[Items listed in a dataset]
*** Begin section ***

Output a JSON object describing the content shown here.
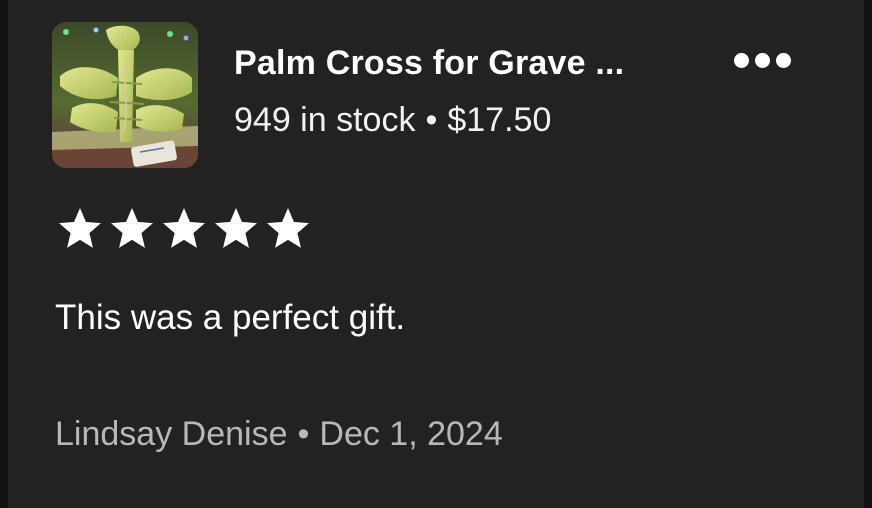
{
  "listing": {
    "image_icon": "palm-cross-photo",
    "title": "Palm Cross for Grave ...",
    "stock": "949 in stock",
    "separator": "•",
    "price": "$17.50"
  },
  "more_menu": {
    "icon": "more-horizontal-icon"
  },
  "review": {
    "rating": 5,
    "rating_max": 5,
    "star_color": "#ffffff",
    "text": "This was a perfect gift.",
    "author": "Lindsay Denise",
    "separator": "•",
    "date": "Dec 1, 2024"
  },
  "colors": {
    "background": "#222222",
    "primary_text": "#ffffff",
    "secondary_text": "#b8b8b8"
  }
}
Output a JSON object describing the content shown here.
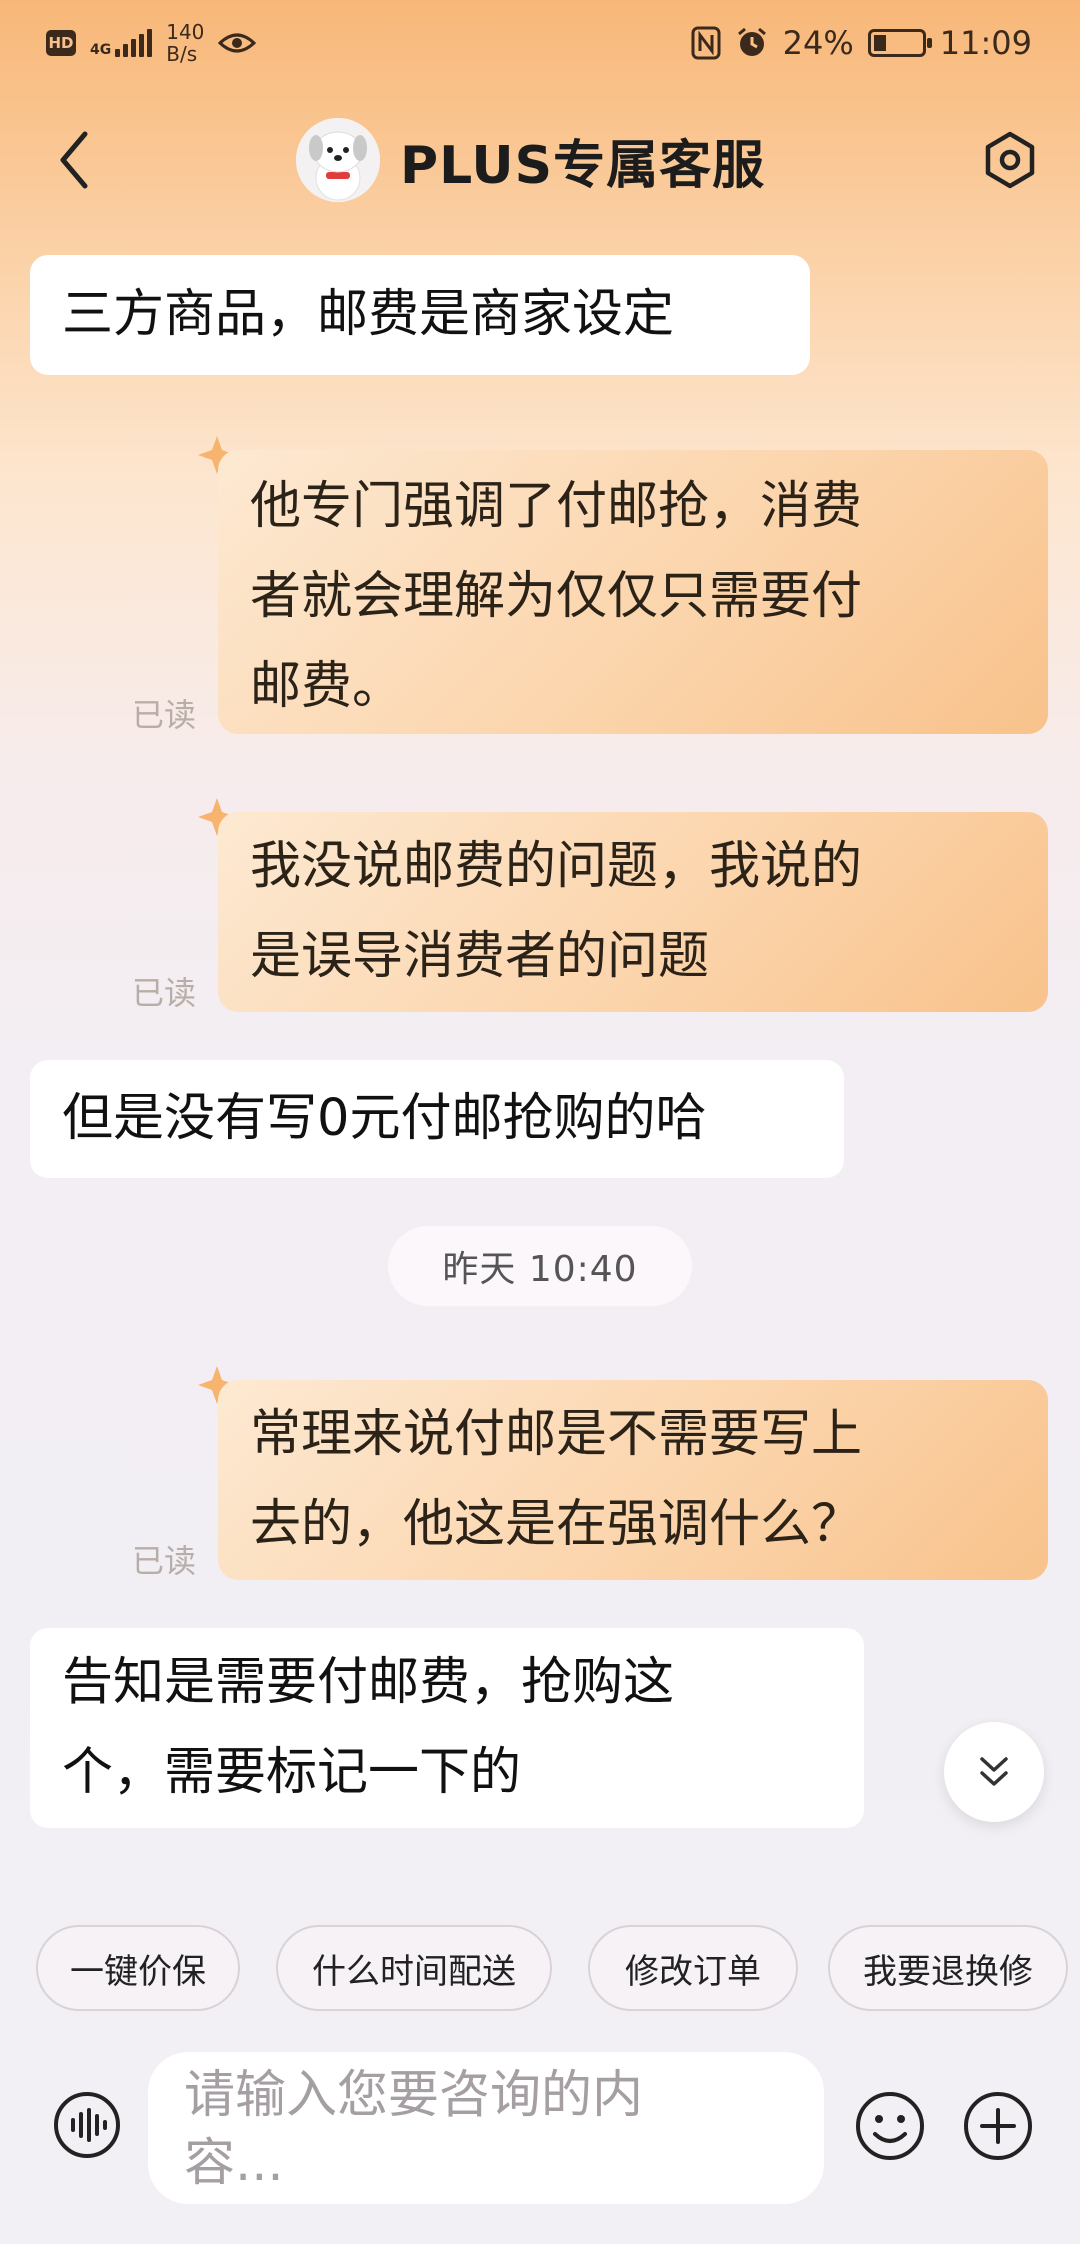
{
  "status_bar": {
    "network_badge": "HD",
    "network_type": "4G",
    "speed_value": "140",
    "speed_unit": "B/s",
    "battery": "24%",
    "time": "11:09"
  },
  "header": {
    "title": "PLUS专属客服"
  },
  "messages": [
    {
      "side": "left",
      "text": "三方商品，邮费是商家设定"
    },
    {
      "side": "right",
      "lines": [
        "他专门强调了付邮抢，消费",
        "者就会理解为仅仅只需要付",
        "邮费。"
      ],
      "read": "已读"
    },
    {
      "side": "right",
      "lines": [
        "我没说邮费的问题，我说的",
        "是误导消费者的问题"
      ],
      "read": "已读"
    },
    {
      "side": "left",
      "text": "但是没有写0元付邮抢购的哈"
    },
    {
      "side": "right",
      "lines": [
        "常理来说付邮是不需要写上",
        "去的，他这是在强调什么？"
      ],
      "read": "已读"
    },
    {
      "side": "left",
      "lines": [
        "告知是需要付邮费，抢购这",
        "个，需要标记一下的"
      ]
    }
  ],
  "timestamp": "昨天  10:40",
  "quick_replies": [
    "一键价保",
    "什么时间配送",
    "修改订单",
    "我要退换修"
  ],
  "input": {
    "placeholder_line1": "请输入您要咨询的内",
    "placeholder_line2": "容..."
  },
  "colors": {
    "header_gradient_top": "#f8b778",
    "user_bubble": "#fbd3a9",
    "agent_bubble": "#ffffff",
    "read_text": "#b8aea8"
  },
  "icons": [
    "back-arrow-icon",
    "mascot-avatar",
    "settings-icon",
    "star-icon",
    "double-chevron-down-icon",
    "voice-icon",
    "emoji-icon",
    "plus-icon"
  ]
}
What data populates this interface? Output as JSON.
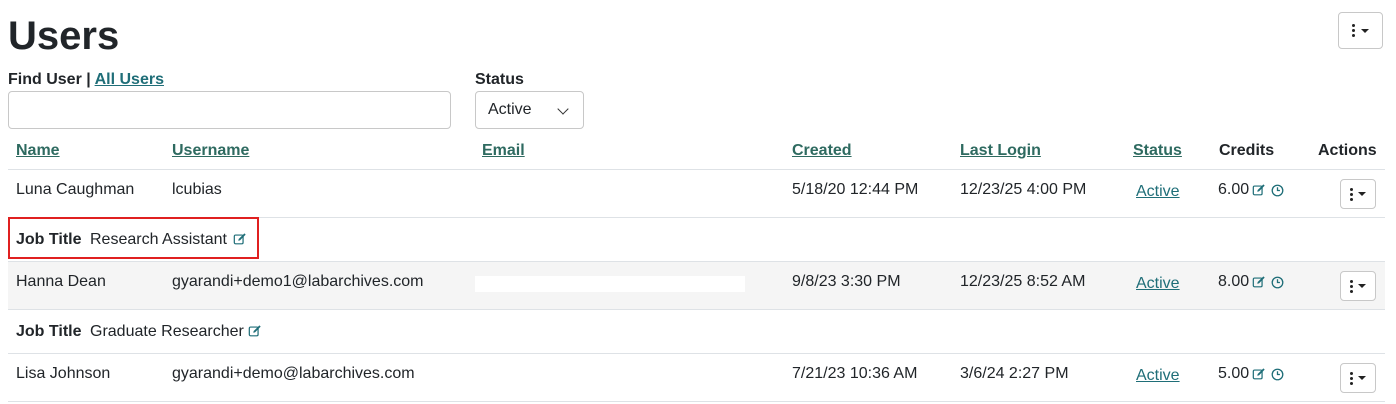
{
  "page": {
    "title": "Users"
  },
  "filters": {
    "find_label": "Find User",
    "separator": "|",
    "all_users_link": "All Users",
    "find_value": "",
    "status_label": "Status",
    "status_selected": "Active"
  },
  "table": {
    "headers": {
      "name": "Name",
      "username": "Username",
      "email": "Email",
      "created": "Created",
      "last_login": "Last Login",
      "status": "Status",
      "credits": "Credits",
      "actions": "Actions"
    },
    "rows": [
      {
        "name": "Luna Caughman",
        "username": "lcubias",
        "created": "5/18/20 12:44 PM",
        "last_login": "12/23/25 4:00 PM",
        "status": "Active",
        "credits": "6.00",
        "job_title_label": "Job Title",
        "job_title": "Research Assistant"
      },
      {
        "name": "Hanna Dean",
        "username": "gyarandi+demo1@labarchives.com",
        "created": "9/8/23 3:30 PM",
        "last_login": "12/23/25 8:52 AM",
        "status": "Active",
        "credits": "8.00",
        "job_title_label": "Job Title",
        "job_title": "Graduate Researcher"
      },
      {
        "name": "Lisa Johnson",
        "username": "gyarandi+demo@labarchives.com",
        "created": "7/21/23 10:36 AM",
        "last_login": "3/6/24 2:27 PM",
        "status": "Active",
        "credits": "5.00"
      }
    ]
  },
  "colors": {
    "link": "#1f6e78",
    "header_link": "#2e6a60",
    "highlight": "#e02020",
    "icon": "#1f6e78"
  }
}
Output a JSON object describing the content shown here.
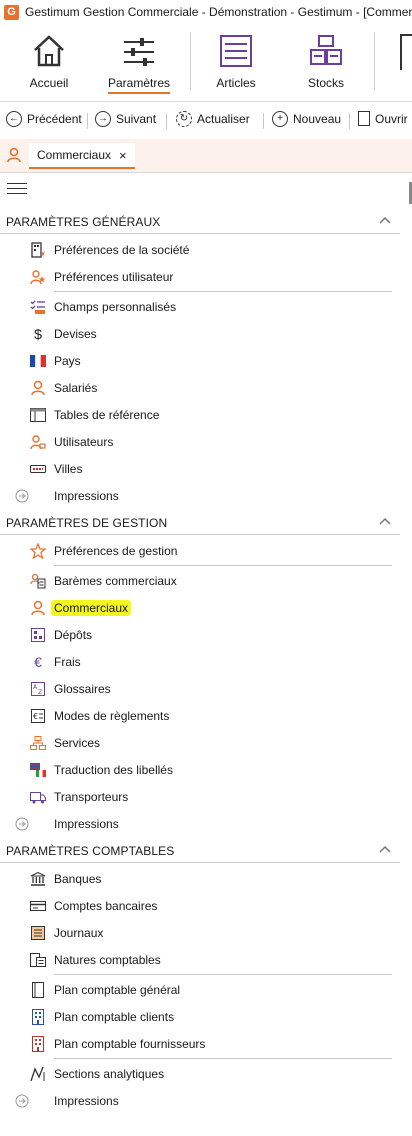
{
  "window": {
    "title": "Gestimum Gestion Commerciale - Démonstration - Gestimum - [Commer",
    "app_icon": "G"
  },
  "ribbon": {
    "tabs": [
      {
        "label": "Accueil",
        "icon": "house-icon"
      },
      {
        "label": "Paramètres",
        "icon": "sliders-icon",
        "active": true
      },
      {
        "label": "Articles",
        "icon": "list-icon"
      },
      {
        "label": "Stocks",
        "icon": "boxes-icon"
      }
    ]
  },
  "toolbar": {
    "precedent": "Précédent",
    "suivant": "Suivant",
    "actualiser": "Actualiser",
    "nouveau": "Nouveau",
    "ouvrir": "Ouvrir"
  },
  "doc_tab": {
    "label": "Commerciaux",
    "close": "×"
  },
  "sections": {
    "generaux": {
      "title": "PARAMÈTRES GÉNÉRAUX",
      "items": [
        "Préférences de la société",
        "Préférences utilisateur",
        "Champs personnalisés",
        "Devises",
        "Pays",
        "Salariés",
        "Tables de référence",
        "Utilisateurs",
        "Villes",
        "Impressions"
      ]
    },
    "gestion": {
      "title": "PARAMÈTRES DE GESTION",
      "items": [
        "Préférences de gestion",
        "Barèmes commerciaux",
        "Commerciaux",
        "Dépôts",
        "Frais",
        "Glossaires",
        "Modes de règlements",
        "Services",
        "Traduction des libellés",
        "Transporteurs",
        "Impressions"
      ]
    },
    "comptables": {
      "title": "PARAMÈTRES COMPTABLES",
      "items": [
        "Banques",
        "Comptes bancaires",
        "Journaux",
        "Natures comptables",
        "Plan comptable général",
        "Plan comptable clients",
        "Plan comptable fournisseurs",
        "Sections analytiques",
        "Impressions"
      ]
    }
  },
  "colors": {
    "accent": "#e8722a",
    "highlight": "#f5f520",
    "tabstrip": "#fdf1ec",
    "purple": "#6b3fa0"
  }
}
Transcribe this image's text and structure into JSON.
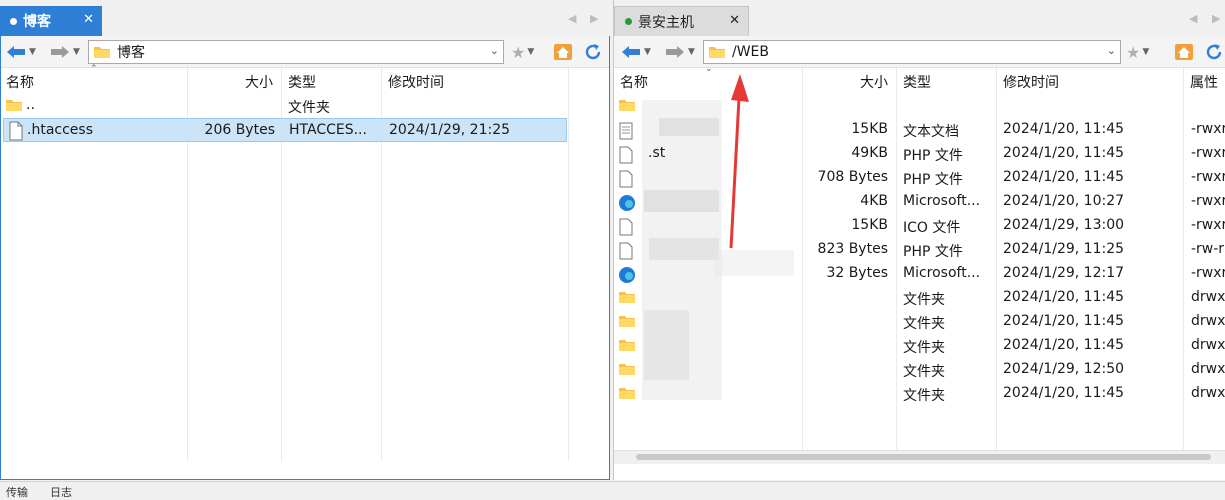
{
  "left": {
    "tab_label": "博客",
    "path": "博客",
    "columns": {
      "name": "名称",
      "size": "大小",
      "type": "类型",
      "modified": "修改时间"
    },
    "rows": [
      {
        "name": "..",
        "size": "",
        "type": "文件夹",
        "modified": ""
      },
      {
        "name": ".htaccess",
        "size": "206 Bytes",
        "type": "HTACCES...",
        "modified": "2024/1/29, 21:25"
      }
    ]
  },
  "right": {
    "tab_label": "景安主机",
    "path": "/WEB",
    "columns": {
      "name": "名称",
      "size": "大小",
      "type": "类型",
      "modified": "修改时间",
      "perms": "属性"
    },
    "rows": [
      {
        "name": "",
        "size": "",
        "type": "",
        "modified": "",
        "perms": "",
        "icon": "folder"
      },
      {
        "name": "",
        "size": "15KB",
        "type": "文本文档",
        "modified": "2024/1/20, 11:45",
        "perms": "-rwxr",
        "icon": "text-file"
      },
      {
        "name": ".st",
        "size": "49KB",
        "type": "PHP 文件",
        "modified": "2024/1/20, 11:45",
        "perms": "-rwxr",
        "icon": "file"
      },
      {
        "name": "",
        "size": "708 Bytes",
        "type": "PHP 文件",
        "modified": "2024/1/20, 11:45",
        "perms": "-rwxr",
        "icon": "file"
      },
      {
        "name": "",
        "size": "4KB",
        "type": "Microsoft...",
        "modified": "2024/1/20, 10:27",
        "perms": "-rwxr",
        "icon": "edge"
      },
      {
        "name": "",
        "size": "15KB",
        "type": "ICO 文件",
        "modified": "2024/1/29, 13:00",
        "perms": "-rwxr",
        "icon": "file"
      },
      {
        "name": "",
        "size": "823 Bytes",
        "type": "PHP 文件",
        "modified": "2024/1/29, 11:25",
        "perms": "-rw-r",
        "icon": "file"
      },
      {
        "name": "",
        "size": "32 Bytes",
        "type": "Microsoft...",
        "modified": "2024/1/29, 12:17",
        "perms": "-rwxr",
        "icon": "edge"
      },
      {
        "name": "",
        "size": "",
        "type": "文件夹",
        "modified": "2024/1/20, 11:45",
        "perms": "drwx",
        "icon": "folder"
      },
      {
        "name": "",
        "size": "",
        "type": "文件夹",
        "modified": "2024/1/20, 11:45",
        "perms": "drwx",
        "icon": "folder"
      },
      {
        "name": "",
        "size": "",
        "type": "文件夹",
        "modified": "2024/1/20, 11:45",
        "perms": "drwx",
        "icon": "folder"
      },
      {
        "name": "",
        "size": "",
        "type": "文件夹",
        "modified": "2024/1/29, 12:50",
        "perms": "drwx",
        "icon": "folder"
      },
      {
        "name": "",
        "size": "",
        "type": "文件夹",
        "modified": "2024/1/20, 11:45",
        "perms": "drwx",
        "icon": "folder"
      }
    ]
  },
  "bottom_tabs": [
    "传输",
    "日志"
  ],
  "colors": {
    "accent": "#2f7fd6",
    "selection": "#cce4f7",
    "annotation_arrow": "#e53935"
  }
}
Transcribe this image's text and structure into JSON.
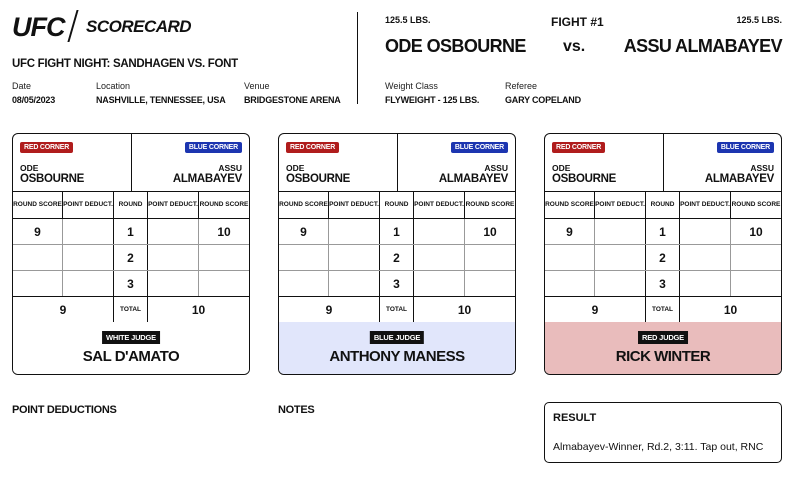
{
  "header": {
    "logo": "UFC",
    "title": "SCORECARD",
    "event": "UFC FIGHT NIGHT: SANDHAGEN VS. FONT",
    "date_label": "Date",
    "date": "08/05/2023",
    "location_label": "Location",
    "location": "NASHVILLE, TENNESSEE, USA",
    "venue_label": "Venue",
    "venue": "BRIDGESTONE ARENA"
  },
  "fight": {
    "red_weight": "125.5 LBS.",
    "blue_weight": "125.5 LBS.",
    "number": "FIGHT #1",
    "red_fighter": "ODE OSBOURNE",
    "vs": "vs.",
    "blue_fighter": "ASSU ALMABAYEV",
    "weight_class_label": "Weight Class",
    "weight_class": "FLYWEIGHT - 125 LBS.",
    "referee_label": "Referee",
    "referee": "GARY COPELAND"
  },
  "card_labels": {
    "red_corner": "RED CORNER",
    "blue_corner": "BLUE CORNER",
    "red_first": "ODE",
    "red_last": "OSBOURNE",
    "blue_first": "ASSU",
    "blue_last": "ALMABAYEV",
    "round_score": "ROUND SCORE",
    "point_deduct": "POINT DEDUCT.",
    "round": "ROUND",
    "total": "TOTAL"
  },
  "cards": [
    {
      "judge_label": "WHITE JUDGE",
      "judge_name": "SAL D'AMATO",
      "judge_color": "#ffffff",
      "rounds": [
        {
          "round": "1",
          "red_score": "9",
          "red_deduct": "",
          "blue_deduct": "",
          "blue_score": "10"
        },
        {
          "round": "2",
          "red_score": "",
          "red_deduct": "",
          "blue_deduct": "",
          "blue_score": ""
        },
        {
          "round": "3",
          "red_score": "",
          "red_deduct": "",
          "blue_deduct": "",
          "blue_score": ""
        }
      ],
      "red_total": "9",
      "blue_total": "10"
    },
    {
      "judge_label": "BLUE JUDGE",
      "judge_name": "ANTHONY MANESS",
      "judge_color": "#e1e6fb",
      "rounds": [
        {
          "round": "1",
          "red_score": "9",
          "red_deduct": "",
          "blue_deduct": "",
          "blue_score": "10"
        },
        {
          "round": "2",
          "red_score": "",
          "red_deduct": "",
          "blue_deduct": "",
          "blue_score": ""
        },
        {
          "round": "3",
          "red_score": "",
          "red_deduct": "",
          "blue_deduct": "",
          "blue_score": ""
        }
      ],
      "red_total": "9",
      "blue_total": "10"
    },
    {
      "judge_label": "RED JUDGE",
      "judge_name": "RICK WINTER",
      "judge_color": "#e9bcbc",
      "rounds": [
        {
          "round": "1",
          "red_score": "9",
          "red_deduct": "",
          "blue_deduct": "",
          "blue_score": "10"
        },
        {
          "round": "2",
          "red_score": "",
          "red_deduct": "",
          "blue_deduct": "",
          "blue_score": ""
        },
        {
          "round": "3",
          "red_score": "",
          "red_deduct": "",
          "blue_deduct": "",
          "blue_score": ""
        }
      ],
      "red_total": "9",
      "blue_total": "10"
    }
  ],
  "footer": {
    "point_deductions_title": "POINT DEDUCTIONS",
    "notes_title": "NOTES",
    "result_title": "RESULT",
    "result_text": "Almabayev-Winner, Rd.2, 3:11. Tap out, RNC"
  }
}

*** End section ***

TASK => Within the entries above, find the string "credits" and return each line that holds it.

RESPONSE TO THE EXERCISE =>
      "credits": "Credits",
        "credits": "6.00",
        "credits": "8.00",
        "credits": "5.00"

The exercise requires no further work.